BALTIMORE -- It's easy to chalk up the 2017 season as a disappointment for the Orioles, who were eliminated from postseason contention in mid-September after opting to be buyers at the non-waiver Trade Deadline and putting together a solid August.
But there were still some positive developments that shouldn't go without notice. So before you go counting down the days until 2018's Spring Training, let's appreciate some of the positives. Here are five things worth remembering from this season.
Mancini's rookie season Trey Mancini was a great story in Spring Training, but no one was quite sure what would happen after he forced his way onto the Opening Day roster. Mancini impressed everyone in the outfield -- a new position for him -- and he became the team's most consistent hitter.
He ran balls out hard, played better defense than expected and moved himself up in the lineup as he played his way into a regular role. Mancini was always able to dial up what the team needed. With 159 hits on the season, Mancini moved him ahead of Cal Ripken Jr. for sole possession of second-place on the Orioles' all-time rookie hits list.
Schoop's career year
The All-Star finally got his due in 2017, as Jonathan Schoop became one of the League's best hitters. Talk to any opposing pitcher about the Orioles and Schoop's name was bound to come up as a tough out and a guy who had finally developed enough plate discipline to be a real menace. Schoop finished the season with career highs in every major offensive category, with his skyrocketing walk totals the catalyst for an incredible season. Most impressive of all? His consistency.
Offense heats up in August
An up-and-down lineup came alive in August to put the Orioles in the thick of the American League Wild Card race. Lead by AL Player of the Month Manny Machado, who hit three grand slams, the O's raked. New Oriole Tim Beckham was also red-hot the entire month, compiling 50 hits, which was the second-most in any month in club history. While the pitching remained a problem, the O's bats covered for them, helping to fuel a season-high seven-game win streak.
Bundy becomes ace
Did Dylan Bundy tire down the stretch? Sure. But let's not forget the quality-start streak he opened the season with or the fact that the righty was very often the only reliable starter Baltimore had. In just his first full season in the rotation, Bundy was impressive -- on the mound and in his demeanor. Scouts raved how he had the look of a 10-year veteran and his health was never a question. He threw his first career complete game and emerged as a bona-fide top-of-the-rotation guy with a bright future for Baltimore.

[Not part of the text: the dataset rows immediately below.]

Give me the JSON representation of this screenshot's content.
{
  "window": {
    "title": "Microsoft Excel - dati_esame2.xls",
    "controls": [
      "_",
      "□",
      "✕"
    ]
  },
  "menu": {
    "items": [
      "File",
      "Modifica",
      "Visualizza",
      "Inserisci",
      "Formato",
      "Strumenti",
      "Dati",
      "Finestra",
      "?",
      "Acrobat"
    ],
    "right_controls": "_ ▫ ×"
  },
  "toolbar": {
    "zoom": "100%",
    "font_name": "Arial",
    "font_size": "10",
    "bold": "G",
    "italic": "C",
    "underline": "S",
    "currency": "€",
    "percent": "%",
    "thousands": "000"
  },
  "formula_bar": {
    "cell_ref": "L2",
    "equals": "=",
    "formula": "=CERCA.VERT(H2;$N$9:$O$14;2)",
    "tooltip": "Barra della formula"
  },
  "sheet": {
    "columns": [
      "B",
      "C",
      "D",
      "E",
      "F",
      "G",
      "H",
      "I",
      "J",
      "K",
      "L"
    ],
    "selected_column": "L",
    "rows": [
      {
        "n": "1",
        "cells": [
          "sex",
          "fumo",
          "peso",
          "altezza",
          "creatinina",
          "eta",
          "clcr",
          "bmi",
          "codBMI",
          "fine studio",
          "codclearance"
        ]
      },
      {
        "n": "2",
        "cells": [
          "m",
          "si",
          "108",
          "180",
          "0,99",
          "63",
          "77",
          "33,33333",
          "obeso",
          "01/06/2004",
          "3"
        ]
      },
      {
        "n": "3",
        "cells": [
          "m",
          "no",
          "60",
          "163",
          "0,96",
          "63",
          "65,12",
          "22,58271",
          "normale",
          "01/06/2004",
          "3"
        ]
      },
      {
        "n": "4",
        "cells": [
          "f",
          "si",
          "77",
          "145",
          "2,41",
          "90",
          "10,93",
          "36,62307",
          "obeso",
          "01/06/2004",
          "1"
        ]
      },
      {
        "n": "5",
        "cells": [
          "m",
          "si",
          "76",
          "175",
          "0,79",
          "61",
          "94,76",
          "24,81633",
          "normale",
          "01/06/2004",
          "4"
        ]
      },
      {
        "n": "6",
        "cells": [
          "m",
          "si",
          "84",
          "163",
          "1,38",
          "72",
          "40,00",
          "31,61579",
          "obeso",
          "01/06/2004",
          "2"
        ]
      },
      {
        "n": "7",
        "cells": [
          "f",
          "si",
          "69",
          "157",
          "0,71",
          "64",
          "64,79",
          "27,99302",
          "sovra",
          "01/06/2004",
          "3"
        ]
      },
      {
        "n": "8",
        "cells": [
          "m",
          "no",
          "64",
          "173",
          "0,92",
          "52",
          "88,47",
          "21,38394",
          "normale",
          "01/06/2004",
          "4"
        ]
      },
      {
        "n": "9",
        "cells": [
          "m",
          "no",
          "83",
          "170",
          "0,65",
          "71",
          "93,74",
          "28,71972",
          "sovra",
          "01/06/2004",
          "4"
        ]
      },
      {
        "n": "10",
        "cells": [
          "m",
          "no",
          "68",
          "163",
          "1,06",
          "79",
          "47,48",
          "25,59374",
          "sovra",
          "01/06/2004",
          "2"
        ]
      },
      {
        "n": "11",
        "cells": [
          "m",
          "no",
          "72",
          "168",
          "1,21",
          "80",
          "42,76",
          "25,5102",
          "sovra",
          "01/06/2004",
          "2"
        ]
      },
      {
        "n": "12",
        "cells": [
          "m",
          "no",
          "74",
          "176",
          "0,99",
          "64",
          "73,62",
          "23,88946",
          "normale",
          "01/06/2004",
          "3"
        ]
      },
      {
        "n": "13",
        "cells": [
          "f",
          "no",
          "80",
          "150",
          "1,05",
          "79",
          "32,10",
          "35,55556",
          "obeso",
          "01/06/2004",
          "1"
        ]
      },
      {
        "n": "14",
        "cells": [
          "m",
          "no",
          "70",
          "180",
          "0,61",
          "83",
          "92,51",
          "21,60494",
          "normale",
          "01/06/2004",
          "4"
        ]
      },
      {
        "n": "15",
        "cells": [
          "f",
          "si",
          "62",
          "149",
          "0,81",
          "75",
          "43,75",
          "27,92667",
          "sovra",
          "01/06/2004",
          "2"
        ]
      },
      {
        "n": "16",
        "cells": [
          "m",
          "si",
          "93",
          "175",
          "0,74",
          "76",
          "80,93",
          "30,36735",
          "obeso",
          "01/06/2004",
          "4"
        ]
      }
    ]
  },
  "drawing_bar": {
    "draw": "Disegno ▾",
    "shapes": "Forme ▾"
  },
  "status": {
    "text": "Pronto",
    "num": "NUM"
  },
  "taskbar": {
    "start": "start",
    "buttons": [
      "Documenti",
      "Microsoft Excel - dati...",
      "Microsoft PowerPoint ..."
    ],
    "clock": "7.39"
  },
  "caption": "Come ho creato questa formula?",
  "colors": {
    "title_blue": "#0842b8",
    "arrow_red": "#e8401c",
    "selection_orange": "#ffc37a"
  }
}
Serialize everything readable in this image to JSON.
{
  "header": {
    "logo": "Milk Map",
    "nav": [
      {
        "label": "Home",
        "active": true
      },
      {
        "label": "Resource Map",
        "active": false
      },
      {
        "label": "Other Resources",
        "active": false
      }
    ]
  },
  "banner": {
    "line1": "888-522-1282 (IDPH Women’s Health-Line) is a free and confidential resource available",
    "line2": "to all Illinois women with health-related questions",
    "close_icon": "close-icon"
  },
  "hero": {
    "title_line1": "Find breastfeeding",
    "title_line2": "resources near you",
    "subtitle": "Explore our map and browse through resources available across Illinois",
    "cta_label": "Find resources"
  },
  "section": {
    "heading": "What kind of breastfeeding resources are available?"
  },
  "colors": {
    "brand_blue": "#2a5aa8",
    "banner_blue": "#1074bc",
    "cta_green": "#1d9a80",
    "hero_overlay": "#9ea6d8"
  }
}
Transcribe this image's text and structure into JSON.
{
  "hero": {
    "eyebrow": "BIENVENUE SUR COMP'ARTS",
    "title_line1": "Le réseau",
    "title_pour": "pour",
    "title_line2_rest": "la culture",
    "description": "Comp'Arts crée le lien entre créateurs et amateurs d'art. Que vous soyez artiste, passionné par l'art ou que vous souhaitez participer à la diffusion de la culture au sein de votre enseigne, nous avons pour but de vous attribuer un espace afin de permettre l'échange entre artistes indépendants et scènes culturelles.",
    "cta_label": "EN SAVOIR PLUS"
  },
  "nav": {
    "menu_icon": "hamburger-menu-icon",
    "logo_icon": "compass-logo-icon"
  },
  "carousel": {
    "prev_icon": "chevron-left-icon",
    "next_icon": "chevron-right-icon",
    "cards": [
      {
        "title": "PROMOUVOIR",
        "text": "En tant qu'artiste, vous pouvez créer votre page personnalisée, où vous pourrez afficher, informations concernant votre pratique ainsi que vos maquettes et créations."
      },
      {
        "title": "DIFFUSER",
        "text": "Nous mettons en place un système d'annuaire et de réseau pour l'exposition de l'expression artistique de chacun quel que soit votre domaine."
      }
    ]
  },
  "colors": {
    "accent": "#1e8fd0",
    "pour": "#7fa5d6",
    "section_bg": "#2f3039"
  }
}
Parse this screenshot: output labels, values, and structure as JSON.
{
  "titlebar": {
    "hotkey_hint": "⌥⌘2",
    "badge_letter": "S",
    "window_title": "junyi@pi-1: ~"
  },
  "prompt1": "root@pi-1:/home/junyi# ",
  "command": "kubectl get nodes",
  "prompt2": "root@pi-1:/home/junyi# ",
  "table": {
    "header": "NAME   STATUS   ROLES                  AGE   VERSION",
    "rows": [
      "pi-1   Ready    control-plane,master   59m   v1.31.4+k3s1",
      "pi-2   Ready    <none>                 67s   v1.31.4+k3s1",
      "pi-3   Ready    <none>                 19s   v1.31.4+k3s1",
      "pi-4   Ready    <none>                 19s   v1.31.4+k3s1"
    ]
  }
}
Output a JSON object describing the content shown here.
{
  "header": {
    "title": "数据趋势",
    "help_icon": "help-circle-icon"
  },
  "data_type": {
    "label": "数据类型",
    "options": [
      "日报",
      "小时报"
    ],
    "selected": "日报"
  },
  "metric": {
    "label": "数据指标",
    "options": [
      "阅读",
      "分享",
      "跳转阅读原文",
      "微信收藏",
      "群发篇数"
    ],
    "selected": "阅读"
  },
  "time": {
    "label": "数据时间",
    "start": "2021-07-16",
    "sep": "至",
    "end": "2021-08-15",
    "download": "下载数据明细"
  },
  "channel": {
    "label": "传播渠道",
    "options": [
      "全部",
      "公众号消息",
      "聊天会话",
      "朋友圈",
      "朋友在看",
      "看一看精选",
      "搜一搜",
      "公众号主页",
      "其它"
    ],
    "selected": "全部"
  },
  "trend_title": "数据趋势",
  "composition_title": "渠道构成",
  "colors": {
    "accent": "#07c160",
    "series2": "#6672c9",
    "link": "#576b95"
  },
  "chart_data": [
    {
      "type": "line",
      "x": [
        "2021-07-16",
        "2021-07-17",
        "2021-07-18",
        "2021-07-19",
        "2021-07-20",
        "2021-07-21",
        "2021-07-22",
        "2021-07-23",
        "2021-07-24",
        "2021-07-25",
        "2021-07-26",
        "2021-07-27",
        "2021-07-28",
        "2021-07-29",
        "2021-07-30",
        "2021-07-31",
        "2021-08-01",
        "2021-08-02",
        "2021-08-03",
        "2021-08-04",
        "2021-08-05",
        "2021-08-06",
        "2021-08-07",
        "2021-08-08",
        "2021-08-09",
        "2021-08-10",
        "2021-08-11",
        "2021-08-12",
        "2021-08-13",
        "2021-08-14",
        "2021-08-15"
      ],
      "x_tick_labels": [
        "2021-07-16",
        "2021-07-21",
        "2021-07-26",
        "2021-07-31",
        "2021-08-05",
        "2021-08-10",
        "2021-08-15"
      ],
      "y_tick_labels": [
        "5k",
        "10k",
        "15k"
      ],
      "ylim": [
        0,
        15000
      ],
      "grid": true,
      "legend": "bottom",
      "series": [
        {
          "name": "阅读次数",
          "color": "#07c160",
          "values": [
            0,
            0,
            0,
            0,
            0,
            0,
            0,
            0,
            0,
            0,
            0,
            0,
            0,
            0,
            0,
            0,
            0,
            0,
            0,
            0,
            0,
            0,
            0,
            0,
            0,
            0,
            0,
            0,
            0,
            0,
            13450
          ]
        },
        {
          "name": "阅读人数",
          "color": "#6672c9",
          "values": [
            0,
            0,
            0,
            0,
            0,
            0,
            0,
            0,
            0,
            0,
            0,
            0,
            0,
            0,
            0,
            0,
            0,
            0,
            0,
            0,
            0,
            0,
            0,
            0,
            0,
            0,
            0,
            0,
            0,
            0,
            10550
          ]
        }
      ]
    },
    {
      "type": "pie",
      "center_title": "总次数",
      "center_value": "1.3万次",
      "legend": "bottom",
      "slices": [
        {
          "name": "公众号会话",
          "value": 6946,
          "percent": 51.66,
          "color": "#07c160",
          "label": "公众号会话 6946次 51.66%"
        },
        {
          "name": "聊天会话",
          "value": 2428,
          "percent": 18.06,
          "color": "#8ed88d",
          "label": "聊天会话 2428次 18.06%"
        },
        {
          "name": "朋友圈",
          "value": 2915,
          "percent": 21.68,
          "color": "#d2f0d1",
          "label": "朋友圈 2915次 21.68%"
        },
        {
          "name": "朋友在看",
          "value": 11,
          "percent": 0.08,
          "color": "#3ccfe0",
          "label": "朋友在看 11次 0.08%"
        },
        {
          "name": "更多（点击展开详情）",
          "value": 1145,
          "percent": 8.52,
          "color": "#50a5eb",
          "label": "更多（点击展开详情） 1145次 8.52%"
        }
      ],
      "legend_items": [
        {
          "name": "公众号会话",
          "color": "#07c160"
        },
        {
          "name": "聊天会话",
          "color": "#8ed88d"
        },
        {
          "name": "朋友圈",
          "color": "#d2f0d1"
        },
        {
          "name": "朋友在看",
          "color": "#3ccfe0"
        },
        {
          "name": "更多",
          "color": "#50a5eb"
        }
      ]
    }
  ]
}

Certainly this wasn't the swan song J.J. Hardy envisioned. Had he avoided the disabled list, his option would have vested and he would not have even had to say goodbye. But he didn't, and the hoards on their feet at Camden Yards for multiple ovations showed just how much the veteran shortstop was loved in Baltimore. A key cog in the organization's turnaround, Hardy suffered a wrist injury that saw him miss more than two months. He rallied for his final home game, homering to thunderous applause, in one of the most memorable moments of the season.